I plugged the Type-C cable which came with my monitor to my laptop. My headset, mouse, keyboard, and sometimes my smartphone, I connect to the monitor. With a Type-C cable, the monitor also supplies power to my laptop. To add a second monitor, I daisy chain that to my main monitor.

When I return to my home office, I just need to plug in one cable to connect the headset, keyboard, mouse, two monitors, and power supply to my laptop. That’s honestly so cool and convenient.

Display Set Up

The screen is the computer’s window to the soul. Ok not sure what that means, but it sounds wise. The real point is, to do anything on a computer, let alone be productive, you need to optimize the display on your PC or Mac.

Firstly, if you’re just just using the laptop screen, I highly recommend getting some sort of laptop stand to raise the screen up to eye level. This way you’re not constantly looking down and ruining your neck over time.

For maximum productivity though, you’ll want to use a dual monitor set up. It’s true, once you go dual, you don’t go back.

I use two MSI 32” monitors to go with my laptop. I use the second monitor mainly to display debugging and log panels. The laptop screen simply mirrors what’s on the primary monitor.

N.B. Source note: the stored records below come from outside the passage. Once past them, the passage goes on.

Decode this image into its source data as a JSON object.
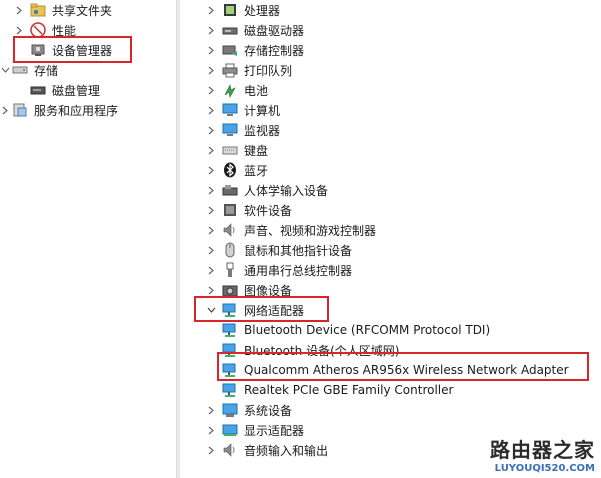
{
  "left_tree": [
    {
      "label": "共享文件夹",
      "icon": "shared-folder-icon"
    },
    {
      "label": "性能",
      "icon": "performance-icon"
    },
    {
      "label": "设备管理器",
      "icon": "device-manager-icon"
    },
    {
      "label": "存储",
      "icon": "storage-icon"
    },
    {
      "label": "磁盘管理",
      "icon": "disk-management-icon"
    },
    {
      "label": "服务和应用程序",
      "icon": "services-icon"
    }
  ],
  "device_tree": [
    {
      "label": "处理器",
      "icon": "processor-icon"
    },
    {
      "label": "磁盘驱动器",
      "icon": "disk-drive-icon"
    },
    {
      "label": "存储控制器",
      "icon": "storage-controller-icon"
    },
    {
      "label": "打印队列",
      "icon": "print-queue-icon"
    },
    {
      "label": "电池",
      "icon": "battery-icon"
    },
    {
      "label": "计算机",
      "icon": "computer-icon"
    },
    {
      "label": "监视器",
      "icon": "monitor-icon"
    },
    {
      "label": "键盘",
      "icon": "keyboard-icon"
    },
    {
      "label": "蓝牙",
      "icon": "bluetooth-icon"
    },
    {
      "label": "人体学输入设备",
      "icon": "hid-icon"
    },
    {
      "label": "软件设备",
      "icon": "software-device-icon"
    },
    {
      "label": "声音、视频和游戏控制器",
      "icon": "sound-icon"
    },
    {
      "label": "鼠标和其他指针设备",
      "icon": "mouse-icon"
    },
    {
      "label": "通用串行总线控制器",
      "icon": "usb-icon"
    },
    {
      "label": "图像设备",
      "icon": "camera-icon"
    },
    {
      "label": "网络适配器",
      "icon": "network-adapter-icon"
    },
    {
      "label": "Bluetooth Device (RFCOMM Protocol TDI)",
      "icon": "network-adapter-icon"
    },
    {
      "label": "Bluetooth 设备(个人区域网)",
      "icon": "network-adapter-icon"
    },
    {
      "label": "Qualcomm Atheros AR956x Wireless Network Adapter",
      "icon": "network-adapter-icon"
    },
    {
      "label": "Realtek PCIe GBE Family Controller",
      "icon": "network-adapter-icon"
    },
    {
      "label": "系统设备",
      "icon": "system-device-icon"
    },
    {
      "label": "显示适配器",
      "icon": "display-adapter-icon"
    },
    {
      "label": "音频输入和输出",
      "icon": "audio-io-icon"
    }
  ],
  "watermark": {
    "main": "路由器之家",
    "sub": "LUYOUQI520.COM"
  },
  "colors": {
    "highlight": "#d9262c",
    "network_icon": "#2f8fd8"
  }
}
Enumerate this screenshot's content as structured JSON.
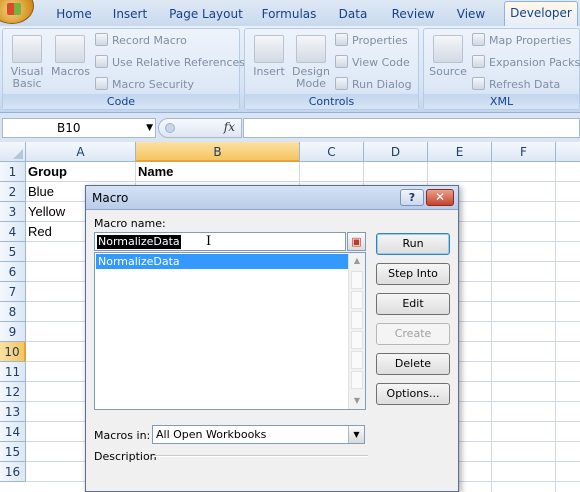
{
  "ribbon": {
    "tabs": [
      {
        "label": "Home"
      },
      {
        "label": "Insert"
      },
      {
        "label": "Page Layout"
      },
      {
        "label": "Formulas"
      },
      {
        "label": "Data"
      },
      {
        "label": "Review"
      },
      {
        "label": "View"
      },
      {
        "label": "Developer",
        "active": true
      }
    ],
    "code_group": {
      "label": "Code",
      "visual_basic": "Visual Basic",
      "macros": "Macros",
      "record_macro": "Record Macro",
      "use_relative": "Use Relative References",
      "macro_security": "Macro Security"
    },
    "controls_group": {
      "label": "Controls",
      "insert": "Insert",
      "design_mode": "Design Mode",
      "properties": "Properties",
      "view_code": "View Code",
      "run_dialog": "Run Dialog"
    },
    "xml_group": {
      "label": "XML",
      "source": "Source",
      "map_properties": "Map Properties",
      "expansion_packs": "Expansion Packs",
      "refresh_data": "Refresh Data"
    }
  },
  "formula_bar": {
    "name_box": "B10",
    "fx_label": "fx",
    "formula": ""
  },
  "sheet": {
    "columns": [
      "A",
      "B",
      "C",
      "D",
      "E",
      "F"
    ],
    "selected_column": "B",
    "rows": [
      "1",
      "2",
      "3",
      "4",
      "5",
      "6",
      "7",
      "8",
      "9",
      "10",
      "11",
      "12",
      "13",
      "14",
      "15",
      "16"
    ],
    "selected_row": "10",
    "cells": {
      "A1": "Group",
      "B1": "Name",
      "A2": "Blue",
      "A3": "Yellow",
      "A4": "Red"
    }
  },
  "dialog": {
    "title": "Macro",
    "help_glyph": "?",
    "close_glyph": "✕",
    "macro_name_label": "Macro name:",
    "macro_name_value": "NormalizeData",
    "macro_list": [
      "NormalizeData"
    ],
    "buttons": {
      "run": "Run",
      "step_into": "Step Into",
      "edit": "Edit",
      "create": "Create",
      "delete": "Delete",
      "options": "Options..."
    },
    "macros_in_label": "Macros in:",
    "macros_in_value": "All Open Workbooks",
    "description_label": "Description"
  },
  "colors": {
    "accent": "#15428b",
    "selection": "#3399ff",
    "header_highlight": "#f5c55f"
  }
}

In terms of physical arrangement, I have my laptop on the far left, with the two external monitors front and center. An external keyboard allows me to type quickly without pivoting my body.

Ergonomic Office Chair

Like most developers, I often find myself in the zone where I’m singularly focused on coding or thinking about the solution to an obstacle. Before I know it, 5 hours have passed.

As a programmer, there is nothing more important than a good ergonomic chair. Nothing. Just like a comfortable bed doesn’t just help you sleep better, a good chair doesn’t just keep “distractions” like back pain at bay, but helps your mind stay focused on the task at hand.

There are plenty of office chairs on the market. Look for one that comes with a lot of adjustments, which is the key to good ergonomics. This means dedicated lumbar support, adjustable headrest, a backrest that reclines (so important for me), and adjustable armrests.

Keyboard and Mouse Setup

A few years ago, carpal tunnel syndrome almost put a stop to my profession as a programmer. This is why investing in a good ergonomic keyboard and mouse is so vital for anyone that spends an inordinate amount of time interacting with the computer.

I used to have a run-of-the-mill Logitech keyboard before switching to the Microsoft Natural Ergonomic Keyboard. The difference was night and day in terms of comfort. The keys are positioned in a "v" pattern that reduces deviation of my wrists to reach most keys. They are also low force, so I don't have to pound on a key to activate it.

For the mouse, I ditched my old MS mouse for a vertical mouse a few years ago and have not looked back. You hold them kind of like a joystick, with little rotation of the wrist that can cause or aggravate your wrist pain.

Noise Management

Silence is one of the most overlooked productivity hacks in my opinion. If the idle mind is the devil’s playground, a silent mind is where creativity and new ideas blossom.

According to a groundbreaking study, two hours of uninterrupted silence actually causes new cells in the brain to grow. 

The best way to immerse yourself in silence when you’re coding at your desk? A good set of noise canceling headphones.

Personally I own a WH-1000XM3. A lot of times I wear it just to block out outside noise, which really helps when I need to focus.

Desk Shape and Layout

Your desk should be wide and sturdy enough to handle your entire setup with some extra space for your notes, peripherals, and other work stuff. You should also pick the right desk shape to complement your workstyle and workspace.

The most common desk shapes are:

  • U-shaped desks - These take up a lot of room but they have a lot of easy-to-reach usable space.
  • Straight desks - Traditional desks offer versatility in placement but some areas are harder to reach while working.
  • L-shaped and corner desks - These types of desks require less room than U-shaped desks but still give the user ample easy-access space.

Based on Queensland’s Ergonomic Guide, the most ergonomic type of desk is those with a scalloped edge or shallow curve cut out at the center. Not only does it put you closer to your workspace, there’s also better arm support.